→ ABOUT THIS EXERCISE
All records below are to be set down precisely as written, excluding pictures.

→ PROVIDED INFORMATION
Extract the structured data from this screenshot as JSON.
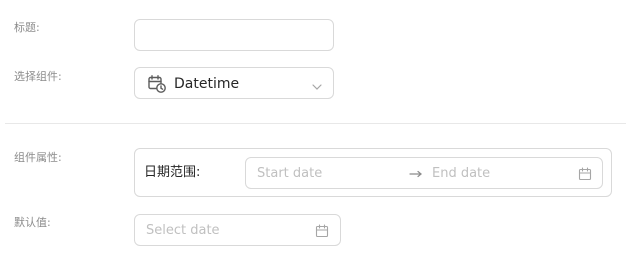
{
  "form": {
    "title_label": "标题:",
    "title_value": "",
    "component_label": "选择组件:",
    "component_selected": "Datetime",
    "component_icon": "calendar-clock-icon",
    "props_label": "组件属性:",
    "date_range_label": "日期范围:",
    "start_placeholder": "Start date",
    "end_placeholder": "End date",
    "default_label": "默认值:",
    "select_date_placeholder": "Select date"
  },
  "colors": {
    "border": "#d9d9d9",
    "label": "#8c8c8c",
    "placeholder": "#c0c0c0",
    "text": "#262626"
  }
}
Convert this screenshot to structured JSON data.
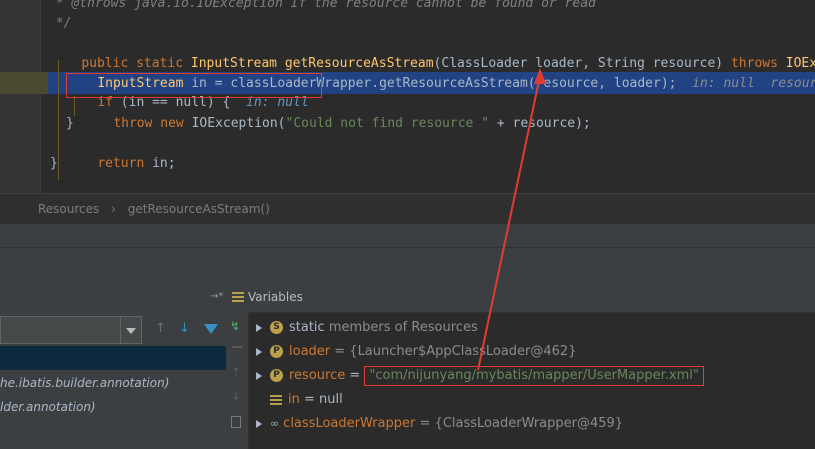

→ EXERCISE RESULT
Extract the structured data from this screenshot as JSON.
{
  "form": {
    "title_label": "标题:",
    "title_value": "",
    "component_label": "选择组件:",
    "component_selected": "Datetime",
    "component_icon": "calendar-clock-icon",
    "props_label": "组件属性:",
    "date_range_label": "日期范围:",
    "start_placeholder": "Start date",
    "end_placeholder": "End date",
    "default_label": "默认值:",
    "select_date_placeholder": "Select date"
  },
  "colors": {
    "border": "#d9d9d9",
    "label": "#8c8c8c",
    "placeholder": "#c0c0c0",
    "text": "#262626"
  }
}
Convert this screenshot to structured JSON data.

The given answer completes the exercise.